However, the NHS has undergone massive – and increasingly rapid – changes in recent years. These changes have been described by the governments that have introduced them as ‘reforms’, implying that they are about improving the NHS. Yet many of the changes are destroying the NHS as a reflection of social solidarity by turning it into a competitive market, privatising the way that healthcare services are planned, purchased and delivered and giving private companies opportunities to make profits from a tax-funded health care system.

Turning the NHS into a market and privatising its services have been made easier by the Health and Social Care Act of 2012, but have also been part of a long-term plan for radical transformation of the NHS that can be traced back at least to the 1980s. The NHS has suffered repeated, top-down reorganisations (or ‘disorganisations’) about once every two years for the past 30 years. These have largely failed to deliver their claimed benefits, have usually damaged the way services have been delivered, demoralised staff and have been hugely expensive. The upheaval brought about by the Health and Social Care Act of 2012 (HSC Act) has been the worst example of this – until now.

We are again seeing a massive disorganisation of the NHS. What’s different now though, is that change happens without appearing to need legislation, public consultation, government white papers, or all the usual ways of proceeding. Instead change is brought about on the orders of NHS England, under the instruction of the Health Secretary, using new powers given to him by the HSC Act. As some have observed, this means two things are happening:

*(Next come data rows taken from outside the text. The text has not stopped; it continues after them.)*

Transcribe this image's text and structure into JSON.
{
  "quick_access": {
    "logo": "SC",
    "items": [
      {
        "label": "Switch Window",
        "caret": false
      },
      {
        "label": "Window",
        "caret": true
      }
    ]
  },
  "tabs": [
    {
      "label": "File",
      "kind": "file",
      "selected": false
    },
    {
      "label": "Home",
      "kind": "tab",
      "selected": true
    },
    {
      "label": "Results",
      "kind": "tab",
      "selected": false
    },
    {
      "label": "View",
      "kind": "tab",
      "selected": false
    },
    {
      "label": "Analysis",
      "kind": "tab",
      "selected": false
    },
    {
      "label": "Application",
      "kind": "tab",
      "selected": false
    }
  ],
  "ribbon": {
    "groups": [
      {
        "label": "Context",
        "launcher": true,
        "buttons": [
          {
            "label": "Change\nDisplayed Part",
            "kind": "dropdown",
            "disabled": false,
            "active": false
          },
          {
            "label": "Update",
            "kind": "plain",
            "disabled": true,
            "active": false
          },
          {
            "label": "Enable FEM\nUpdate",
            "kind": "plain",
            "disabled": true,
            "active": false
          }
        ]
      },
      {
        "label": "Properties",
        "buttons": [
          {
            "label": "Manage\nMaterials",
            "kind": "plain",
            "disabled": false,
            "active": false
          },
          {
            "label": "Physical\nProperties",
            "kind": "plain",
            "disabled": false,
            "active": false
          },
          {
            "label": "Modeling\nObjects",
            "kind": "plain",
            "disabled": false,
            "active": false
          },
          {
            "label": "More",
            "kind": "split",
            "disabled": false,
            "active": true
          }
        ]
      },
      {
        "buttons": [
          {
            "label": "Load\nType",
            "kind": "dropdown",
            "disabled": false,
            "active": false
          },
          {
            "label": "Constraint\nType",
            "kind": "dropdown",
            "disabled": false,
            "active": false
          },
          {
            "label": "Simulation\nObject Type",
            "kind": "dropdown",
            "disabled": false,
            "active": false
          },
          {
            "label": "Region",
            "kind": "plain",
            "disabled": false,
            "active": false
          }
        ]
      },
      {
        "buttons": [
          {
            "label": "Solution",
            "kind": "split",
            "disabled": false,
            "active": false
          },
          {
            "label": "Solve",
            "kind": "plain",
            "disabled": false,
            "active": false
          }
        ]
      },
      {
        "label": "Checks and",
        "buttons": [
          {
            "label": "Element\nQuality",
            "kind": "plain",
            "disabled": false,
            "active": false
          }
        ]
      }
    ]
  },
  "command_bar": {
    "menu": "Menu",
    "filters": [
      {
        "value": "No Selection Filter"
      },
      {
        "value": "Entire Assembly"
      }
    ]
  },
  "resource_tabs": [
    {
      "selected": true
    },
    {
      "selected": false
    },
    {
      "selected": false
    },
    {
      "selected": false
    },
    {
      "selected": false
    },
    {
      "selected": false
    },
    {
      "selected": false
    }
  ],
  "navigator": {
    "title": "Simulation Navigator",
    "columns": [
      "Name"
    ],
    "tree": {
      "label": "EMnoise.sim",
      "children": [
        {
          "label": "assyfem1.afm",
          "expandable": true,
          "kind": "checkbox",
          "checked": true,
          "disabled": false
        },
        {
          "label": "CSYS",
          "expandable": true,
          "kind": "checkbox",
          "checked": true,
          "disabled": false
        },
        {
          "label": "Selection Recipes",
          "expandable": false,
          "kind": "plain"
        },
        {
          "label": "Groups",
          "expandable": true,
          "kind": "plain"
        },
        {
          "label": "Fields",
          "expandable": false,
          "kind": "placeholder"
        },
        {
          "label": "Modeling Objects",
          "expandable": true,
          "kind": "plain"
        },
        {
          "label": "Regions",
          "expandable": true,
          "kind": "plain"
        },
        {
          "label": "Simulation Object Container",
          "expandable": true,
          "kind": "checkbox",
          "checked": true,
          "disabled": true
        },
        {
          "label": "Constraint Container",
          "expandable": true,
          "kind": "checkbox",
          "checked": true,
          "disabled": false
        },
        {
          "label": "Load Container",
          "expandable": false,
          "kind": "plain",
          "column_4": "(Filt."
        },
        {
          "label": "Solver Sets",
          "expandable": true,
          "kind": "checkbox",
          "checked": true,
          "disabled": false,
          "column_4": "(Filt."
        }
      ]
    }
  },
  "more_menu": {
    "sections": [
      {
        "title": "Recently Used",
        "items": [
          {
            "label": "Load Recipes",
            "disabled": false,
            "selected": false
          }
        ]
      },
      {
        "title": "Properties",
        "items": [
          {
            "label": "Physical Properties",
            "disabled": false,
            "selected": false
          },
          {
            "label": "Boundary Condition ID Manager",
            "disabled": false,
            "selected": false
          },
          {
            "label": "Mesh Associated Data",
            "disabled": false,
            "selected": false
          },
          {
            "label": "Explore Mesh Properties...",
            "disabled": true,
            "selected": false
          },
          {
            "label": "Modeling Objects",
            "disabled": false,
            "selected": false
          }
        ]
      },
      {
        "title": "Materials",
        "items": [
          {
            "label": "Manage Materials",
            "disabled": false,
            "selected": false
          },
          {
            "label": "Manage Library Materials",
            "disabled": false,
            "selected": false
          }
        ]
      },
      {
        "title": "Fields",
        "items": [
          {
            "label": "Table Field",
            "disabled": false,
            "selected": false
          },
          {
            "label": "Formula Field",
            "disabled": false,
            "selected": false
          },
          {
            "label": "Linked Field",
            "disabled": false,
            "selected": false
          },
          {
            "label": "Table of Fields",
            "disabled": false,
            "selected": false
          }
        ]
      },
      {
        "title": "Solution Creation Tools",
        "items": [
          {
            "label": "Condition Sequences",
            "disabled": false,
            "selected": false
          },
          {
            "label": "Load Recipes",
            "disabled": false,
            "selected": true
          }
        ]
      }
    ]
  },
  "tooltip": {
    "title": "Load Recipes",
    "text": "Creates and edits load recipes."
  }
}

  • the requirements of legislation about the NHS such as the HSC Act, are being ignored or changed without any consultation or formal agreement (for example the requirement of compulsory competition is increasingly being overlooked); and
  • new plans that don’t fit with existing NHS legislation – such as the division of the NHS in England into 44 ‘footprints’ that must develop Sustainability and Transformation Plans that completely restructure the NHS and the delivery of care – are being implemented anyway.

As a result, it’s difficult to know who’s in charge, who’s accountable, and whether organisations are doing their job properly. Some organisations with statutory duties (like local authorities or Clinical Commissioning Groups) are having to hand over much of their authority to new organisational forms (like the ‘footprints’ – now called Sustainability and Transformation Partnerships) that have no formal existence or legal status. All this makes it easier for senior figures and powerful lobbying groups to exert influence behind the scenes, and for decisions about our health services to become less transparent.

For details of perhaps the most significant of recent changes and their implications, see our pages on:

More information 

NHS For Sale by Jacky Davis, John Lister and David Wrigley, published by Merlin Press in 2015.

https://www.hsj.co.uk/topics/policy-and-regulation/the-nhs-ignores-the-law-at-its-peril/7010133.article?blocktitle=Latest-comment&contentID=20662

Comments are closed.